Before I enlisted, I was a troubled kid hanging out with the wrong crowd, with no goals or ideas about what I was going to do after high school. Heck, I wasn’t even sure if I was going to graduate or drop out of school. At the beginning of my senior year, I was so far behind in credits that it was going to be a difficult task to earn enough of them to be able to graduate but I realized that it would not be impossible. You see, one day as I was leaving the counselor’s office I bumped into an old classmate from junior high. I had known Bob since the 8th grade but had lost touch with him once we started high school. Bob invited me to have lunch with him that day and I accepted. He was thinking about joining the Marines, and the Marine recruiter stopped by at lunch and spoke with us. In the next couple of weeks Staff SGT Williams gave me so much hope by showing me that I could be somebody. In my world, not too many people had taken an interest in me or even cared about what I was doing. Staff SGT Williams motivated me to be better, and I liked how it felt.
I made a commitment to go to school every day, and I enrolled in night school to make up my missing credits. I did this for the whole school year, and on graduation night I walked across the stage and received my diploma. I was on my way to becoming a Marine.

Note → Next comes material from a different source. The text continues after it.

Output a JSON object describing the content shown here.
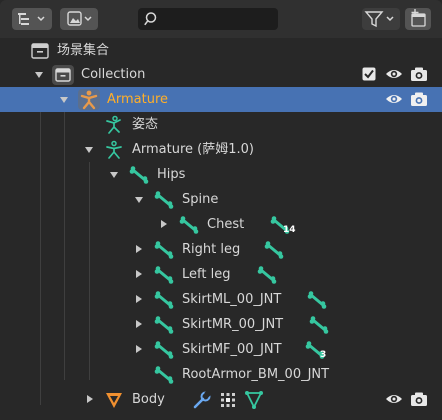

How exactly did I get through thirteen weeks at Marine Corps Recruit Depot (MCRD)? Most recruits have something to inspire them through hard times, a reason for putting themselves through this hell. I guess my reason for and my motivation were that I had set a goal: I had made a commitment to Staff SGT Williams, to Bob and all my other friends. You see, I was not alone, the night I got off the bus at the Marine Corp Recruit Depot (MCRD); I was with my friend Bob and four other buddies who had also joined. We figured there was a very good chance a few of us would end up in the same platoon. Our prayers were answered; Bob and I ended up together in one platoon and the other buddies got paired up in two other platoons. We were all going to be going through the same hell at the same time. Whenever we would see each other on the drill field or in the chow hall, we would secretly give a thumbs up and a quick smile to each other. It was great to see a familiar face. Being together was our secret weapon, and it gave us a sense of hope and a feeling that we were not alone. I learned this on the very first night at MCRD.
Nothing can prepare you for that first night at Marine Corps Recruiting Depot. You can listen to all the stories from other Marines; you can watch all the videos about boot camp but they will not be much help. The moment you get off the bus and put your feet on the yellow footprints, you enter a different world, a world through which you have no clue how to navigate, and you go into culture shock. For most recruits, this can last for a week or two. Some do not recover and do not make it past the first couple of weeks. I remember feeling totally lost the first night and wondering what the hell was I doing there and what did I get myself into. I was getting ready for lights out, and I bumped into Bob in the bathroom. I started laughing at him and told him he looked funny with his bald head. He replied, “Look in the mirror asshole, you look pretty funny as well.” We both stood there laughing at each other until the drill instructors came in and chewed us a new one. That night when I was lying in bed, I could hear the other recruits, some were praying, and I think some were even crying. I realized that they were still in a state of shock and had not yet processed the traumatic events they had just survived. . I was lucky enough to have seen Bob, a familiar face, and it brought me back to reality. As a result, I was able to deal with the stress..
I finished boot camp with high marks, and I have a lot of great memories and some bad ones as well. I credit Bob and Stagg SGT Williams for believing in me but most of all for showing me that I was worth believing in. To this day, I uphold the same philosophy — believe in yourself, surround yourself with positive people and you will reach your goals.
Ruben Maldonado was a participant in the 2016 University of California Student Veterans Summer Writing Workshop.